Problem to solve:
The answer must repeat every record exactly, with no pictures in it.

Task inputs:
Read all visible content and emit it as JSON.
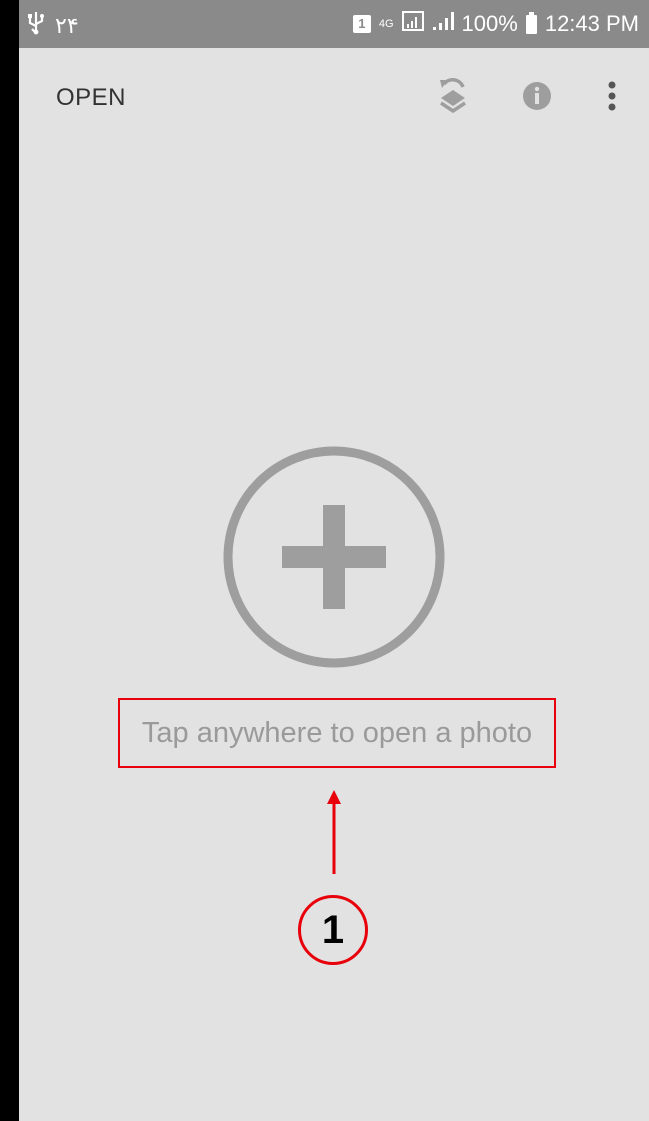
{
  "status_bar": {
    "usb_icon": "usb-icon",
    "notification_count": "۲۴",
    "sim_slot": "1",
    "network_type": "4G",
    "battery_percent": "100%",
    "time": "12:43 PM"
  },
  "app_bar": {
    "open_label": "OPEN",
    "icons": [
      "layers-sync-icon",
      "info-icon",
      "overflow-menu-icon"
    ]
  },
  "main": {
    "add_icon": "add-circle-icon",
    "hint": "Tap anywhere to open a photo"
  },
  "annotation": {
    "marker_number": "1",
    "color": "#e8000b"
  },
  "colors": {
    "background": "#e2e2e2",
    "status_bar": "#8a8a8a",
    "icon_gray": "#9e9e9e",
    "hint_text": "#9a9a9a",
    "annotation_red": "#e8000b"
  }
}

Task result:
Read all visible content and emit it as JSON.
{
  "status_bar": {
    "usb_icon": "usb-icon",
    "notification_count": "۲۴",
    "sim_slot": "1",
    "network_type": "4G",
    "battery_percent": "100%",
    "time": "12:43 PM"
  },
  "app_bar": {
    "open_label": "OPEN",
    "icons": [
      "layers-sync-icon",
      "info-icon",
      "overflow-menu-icon"
    ]
  },
  "main": {
    "add_icon": "add-circle-icon",
    "hint": "Tap anywhere to open a photo"
  },
  "annotation": {
    "marker_number": "1",
    "color": "#e8000b"
  },
  "colors": {
    "background": "#e2e2e2",
    "status_bar": "#8a8a8a",
    "icon_gray": "#9e9e9e",
    "hint_text": "#9a9a9a",
    "annotation_red": "#e8000b"
  }
}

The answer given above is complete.